The Rocky Mountain Employer


Labor & Employment Law Updates

Tax Bill Bars Companies From Deducting Payments in Sex Harassment Settlements Where Agreement Is Subject to a Nondisclosure Agreement

    The Tax Cuts and Jobs Act of 2017 (the “Tax Bill”), which President Trump signed into law on December 22, 2017, eliminates companies’ ability to deduct settlement payments in sexual harassment cases, where such payments are subject to non-disclosure clauses (“NDAs”). Under the extremely broad provision, “No deduction shall be allowed” for “(1) any settlement or provision related to sexual harassment or sexual abuse if such settlement or payment is subject to a nondisclosure agreement, or (2) attorney’s fees related to such a settlement or payment.”[1] The prohibition applies to amounts “paid or incurred” after December 22, 2017, meaning that companies currently negotiating sexual harassment claims are affected.

    The Internal Revenue Code has provided no guidance as to how it will interpret and enforce the provision.
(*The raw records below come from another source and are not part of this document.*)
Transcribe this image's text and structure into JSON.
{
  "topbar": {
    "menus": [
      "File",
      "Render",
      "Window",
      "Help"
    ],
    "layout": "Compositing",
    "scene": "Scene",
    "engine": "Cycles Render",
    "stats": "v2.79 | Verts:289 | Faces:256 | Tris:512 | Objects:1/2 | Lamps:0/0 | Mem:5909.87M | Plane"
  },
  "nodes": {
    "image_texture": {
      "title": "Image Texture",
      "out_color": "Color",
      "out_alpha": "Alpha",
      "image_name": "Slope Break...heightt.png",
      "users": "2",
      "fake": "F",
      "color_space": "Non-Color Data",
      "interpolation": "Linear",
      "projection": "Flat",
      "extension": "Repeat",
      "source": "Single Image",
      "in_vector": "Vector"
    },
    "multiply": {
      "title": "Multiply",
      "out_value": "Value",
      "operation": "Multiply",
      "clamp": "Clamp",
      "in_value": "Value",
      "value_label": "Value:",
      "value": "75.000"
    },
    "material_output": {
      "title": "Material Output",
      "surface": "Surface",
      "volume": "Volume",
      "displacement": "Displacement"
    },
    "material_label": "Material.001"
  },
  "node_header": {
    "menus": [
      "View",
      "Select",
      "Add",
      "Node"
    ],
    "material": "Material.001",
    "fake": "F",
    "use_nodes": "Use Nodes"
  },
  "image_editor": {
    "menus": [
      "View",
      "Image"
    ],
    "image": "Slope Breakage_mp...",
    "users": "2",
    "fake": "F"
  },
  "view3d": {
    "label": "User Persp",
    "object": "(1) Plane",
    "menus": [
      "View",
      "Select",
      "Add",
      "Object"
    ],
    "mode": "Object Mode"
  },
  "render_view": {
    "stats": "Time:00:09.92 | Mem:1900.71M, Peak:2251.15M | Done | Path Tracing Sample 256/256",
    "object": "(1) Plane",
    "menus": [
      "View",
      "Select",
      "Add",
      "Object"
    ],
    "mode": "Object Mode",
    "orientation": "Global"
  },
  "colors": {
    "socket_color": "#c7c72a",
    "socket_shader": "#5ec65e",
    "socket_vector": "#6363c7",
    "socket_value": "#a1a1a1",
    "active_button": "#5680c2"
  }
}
Until such guidance is issued, employers who are negotiating settlements of sexual harassment claims will need to carefully weigh the benefits of confidentiality vs. the value of deducting settlement payments, and will want to consult with their employment and tax attorneys as to whether (1) the Tax Bill’s deduction prohibition applies in any given case, and (2) the parties may lawfully avoid the consequences of the Tax Bill by, among other things, negotiating carefully-worded non-disparagement clauses. Employers should also be prepared to respond to plaintiffs’ hardline efforts to exclude NDAs in agreements.

[1] Tax Cuts and Jobs Act of 2017, § 13307. Although the provision was intended to “target sexual predators or their companies who could use sexual misconduct settlements as tax write-offs,” the consequence will be to punish both companies and purported victims who have reached an agreement to resolve claims. Ryan Sit, Republican Tax Bill Will Hurt Sexual Harassment Victims, Experts Say, Newsweek (Dec. 20, 2017), This is because the provision, on its face, prevents sexual harassment victims from deducting the portion of settlement payments that are given to their attorneys as fees. See Anthony C. Infanti, Why are Republicans punishing sexual harassment victims in the tax bill?, The Hill (Dec. 19, 2017),